◆ Instructions to follow:
Reproduce the data that follows in its entirety, character for character.

◆ Dataset content:
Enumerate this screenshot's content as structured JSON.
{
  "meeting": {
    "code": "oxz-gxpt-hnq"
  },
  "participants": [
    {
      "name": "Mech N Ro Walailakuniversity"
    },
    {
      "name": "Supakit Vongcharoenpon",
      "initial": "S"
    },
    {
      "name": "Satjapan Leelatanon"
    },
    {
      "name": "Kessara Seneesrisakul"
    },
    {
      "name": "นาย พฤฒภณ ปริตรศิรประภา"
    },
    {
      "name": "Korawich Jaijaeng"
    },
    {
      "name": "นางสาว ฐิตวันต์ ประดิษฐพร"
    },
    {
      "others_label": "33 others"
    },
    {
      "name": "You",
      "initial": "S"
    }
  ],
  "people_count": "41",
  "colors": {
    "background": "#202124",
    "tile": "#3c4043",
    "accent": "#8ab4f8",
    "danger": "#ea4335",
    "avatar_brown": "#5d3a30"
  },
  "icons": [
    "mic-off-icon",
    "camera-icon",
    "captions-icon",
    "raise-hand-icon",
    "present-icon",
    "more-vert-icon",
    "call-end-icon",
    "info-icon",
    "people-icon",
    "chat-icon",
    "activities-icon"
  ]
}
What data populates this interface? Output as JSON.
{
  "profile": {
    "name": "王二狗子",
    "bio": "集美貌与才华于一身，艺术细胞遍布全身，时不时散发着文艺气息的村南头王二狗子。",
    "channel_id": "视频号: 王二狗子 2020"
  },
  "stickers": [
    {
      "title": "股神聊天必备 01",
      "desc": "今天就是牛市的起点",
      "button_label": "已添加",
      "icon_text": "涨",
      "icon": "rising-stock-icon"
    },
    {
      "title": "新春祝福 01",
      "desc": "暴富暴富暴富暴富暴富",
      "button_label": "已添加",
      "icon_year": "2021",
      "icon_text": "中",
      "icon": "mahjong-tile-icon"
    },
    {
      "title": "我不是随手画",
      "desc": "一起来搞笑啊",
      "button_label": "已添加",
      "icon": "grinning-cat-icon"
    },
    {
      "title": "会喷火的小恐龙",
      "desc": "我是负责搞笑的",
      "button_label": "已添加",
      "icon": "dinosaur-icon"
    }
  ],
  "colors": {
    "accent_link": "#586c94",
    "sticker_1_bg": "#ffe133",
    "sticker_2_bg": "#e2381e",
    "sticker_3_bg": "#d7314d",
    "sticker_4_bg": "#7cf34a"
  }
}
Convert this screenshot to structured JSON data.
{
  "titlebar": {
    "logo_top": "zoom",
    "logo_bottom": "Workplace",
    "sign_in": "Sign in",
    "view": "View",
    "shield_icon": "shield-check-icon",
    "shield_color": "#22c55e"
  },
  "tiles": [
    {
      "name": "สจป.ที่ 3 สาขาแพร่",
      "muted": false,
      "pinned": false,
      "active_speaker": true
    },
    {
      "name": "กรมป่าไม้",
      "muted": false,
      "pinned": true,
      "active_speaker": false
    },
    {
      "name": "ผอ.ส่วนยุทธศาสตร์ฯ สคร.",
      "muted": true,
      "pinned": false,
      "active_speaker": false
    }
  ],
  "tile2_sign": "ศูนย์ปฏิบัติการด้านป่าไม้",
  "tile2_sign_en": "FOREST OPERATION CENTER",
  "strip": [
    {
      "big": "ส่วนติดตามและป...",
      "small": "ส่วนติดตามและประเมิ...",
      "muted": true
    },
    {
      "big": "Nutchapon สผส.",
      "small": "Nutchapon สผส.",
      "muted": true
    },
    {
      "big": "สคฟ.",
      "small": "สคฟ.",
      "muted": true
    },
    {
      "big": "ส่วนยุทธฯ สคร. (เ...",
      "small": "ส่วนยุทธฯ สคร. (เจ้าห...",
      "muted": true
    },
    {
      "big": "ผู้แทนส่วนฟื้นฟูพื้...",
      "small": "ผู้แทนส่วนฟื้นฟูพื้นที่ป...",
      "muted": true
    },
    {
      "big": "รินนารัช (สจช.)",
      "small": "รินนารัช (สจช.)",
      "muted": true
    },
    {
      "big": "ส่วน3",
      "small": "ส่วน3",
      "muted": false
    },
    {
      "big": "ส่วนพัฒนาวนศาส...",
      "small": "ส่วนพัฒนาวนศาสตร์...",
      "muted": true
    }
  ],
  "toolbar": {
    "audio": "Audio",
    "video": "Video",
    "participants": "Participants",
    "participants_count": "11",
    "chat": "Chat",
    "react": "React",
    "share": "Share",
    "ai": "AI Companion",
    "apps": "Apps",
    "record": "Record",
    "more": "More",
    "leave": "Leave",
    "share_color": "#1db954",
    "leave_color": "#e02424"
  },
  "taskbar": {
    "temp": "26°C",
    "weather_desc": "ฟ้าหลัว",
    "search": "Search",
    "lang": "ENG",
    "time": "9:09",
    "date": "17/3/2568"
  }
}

◆ Response:
Enumerate this screenshot's content as structured JSON.
{
  "meeting": {
    "code": "oxz-gxpt-hnq"
  },
  "participants": [
    {
      "name": "Mech N Ro Walailakuniversity"
    },
    {
      "name": "Supakit Vongcharoenpon",
      "initial": "S"
    },
    {
      "name": "Satjapan Leelatanon"
    },
    {
      "name": "Kessara Seneesrisakul"
    },
    {
      "name": "นาย พฤฒภณ ปริตรศิรประภา"
    },
    {
      "name": "Korawich Jaijaeng"
    },
    {
      "name": "นางสาว ฐิตวันต์ ประดิษฐพร"
    },
    {
      "others_label": "33 others"
    },
    {
      "name": "You",
      "initial": "S"
    }
  ],
  "people_count": "41",
  "colors": {
    "background": "#202124",
    "tile": "#3c4043",
    "accent": "#8ab4f8",
    "danger": "#ea4335",
    "avatar_brown": "#5d3a30"
  },
  "icons": [
    "mic-off-icon",
    "camera-icon",
    "captions-icon",
    "raise-hand-icon",
    "present-icon",
    "more-vert-icon",
    "call-end-icon",
    "info-icon",
    "people-icon",
    "chat-icon",
    "activities-icon"
  ]
}
What data populates this interface? Output as JSON.
{
  "profile": {
    "name": "王二狗子",
    "bio": "集美貌与才华于一身，艺术细胞遍布全身，时不时散发着文艺气息的村南头王二狗子。",
    "channel_id": "视频号: 王二狗子 2020"
  },
  "stickers": [
    {
      "title": "股神聊天必备 01",
      "desc": "今天就是牛市的起点",
      "button_label": "已添加",
      "icon_text": "涨",
      "icon": "rising-stock-icon"
    },
    {
      "title": "新春祝福 01",
      "desc": "暴富暴富暴富暴富暴富",
      "button_label": "已添加",
      "icon_year": "2021",
      "icon_text": "中",
      "icon": "mahjong-tile-icon"
    },
    {
      "title": "我不是随手画",
      "desc": "一起来搞笑啊",
      "button_label": "已添加",
      "icon": "grinning-cat-icon"
    },
    {
      "title": "会喷火的小恐龙",
      "desc": "我是负责搞笑的",
      "button_label": "已添加",
      "icon": "dinosaur-icon"
    }
  ],
  "colors": {
    "accent_link": "#586c94",
    "sticker_1_bg": "#ffe133",
    "sticker_2_bg": "#e2381e",
    "sticker_3_bg": "#d7314d",
    "sticker_4_bg": "#7cf34a"
  }
}
Convert this screenshot to structured JSON data.
{
  "titlebar": {
    "logo_top": "zoom",
    "logo_bottom": "Workplace",
    "sign_in": "Sign in",
    "view": "View",
    "shield_icon": "shield-check-icon",
    "shield_color": "#22c55e"
  },
  "tiles": [
    {
      "name": "สจป.ที่ 3 สาขาแพร่",
      "muted": false,
      "pinned": false,
      "active_speaker": true
    },
    {
      "name": "กรมป่าไม้",
      "muted": false,
      "pinned": true,
      "active_speaker": false
    },
    {
      "name": "ผอ.ส่วนยุทธศาสตร์ฯ สคร.",
      "muted": true,
      "pinned": false,
      "active_speaker": false
    }
  ],
  "tile2_sign": "ศูนย์ปฏิบัติการด้านป่าไม้",
  "tile2_sign_en": "FOREST OPERATION CENTER",
  "strip": [
    {
      "big": "ส่วนติดตามและป...",
      "small": "ส่วนติดตามและประเมิ...",
      "muted": true
    },
    {
      "big": "Nutchapon สผส.",
      "small": "Nutchapon สผส.",
      "muted": true
    },
    {
      "big": "สคฟ.",
      "small": "สคฟ.",
      "muted": true
    },
    {
      "big": "ส่วนยุทธฯ สคร. (เ...",
      "small": "ส่วนยุทธฯ สคร. (เจ้าห...",
      "muted": true
    },
    {
      "big": "ผู้แทนส่วนฟื้นฟูพื้...",
      "small": "ผู้แทนส่วนฟื้นฟูพื้นที่ป...",
      "muted": true
    },
    {
      "big": "รินนารัช (สจช.)",
      "small": "รินนารัช (สจช.)",
      "muted": true
    },
    {
      "big": "ส่วน3",
      "small": "ส่วน3",
      "muted": false
    },
    {
      "big": "ส่วนพัฒนาวนศาส...",
      "small": "ส่วนพัฒนาวนศาสตร์...",
      "muted": true
    }
  ],
  "toolbar": {
    "audio": "Audio",
    "video": "Video",
    "participants": "Participants",
    "participants_count": "11",
    "chat": "Chat",
    "react": "React",
    "share": "Share",
    "ai": "AI Companion",
    "apps": "Apps",
    "record": "Record",
    "more": "More",
    "leave": "Leave",
    "share_color": "#1db954",
    "leave_color": "#e02424"
  },
  "taskbar": {
    "temp": "26°C",
    "weather_desc": "ฟ้าหลัว",
    "search": "Search",
    "lang": "ENG",
    "time": "9:09",
    "date": "17/3/2568"
  }
}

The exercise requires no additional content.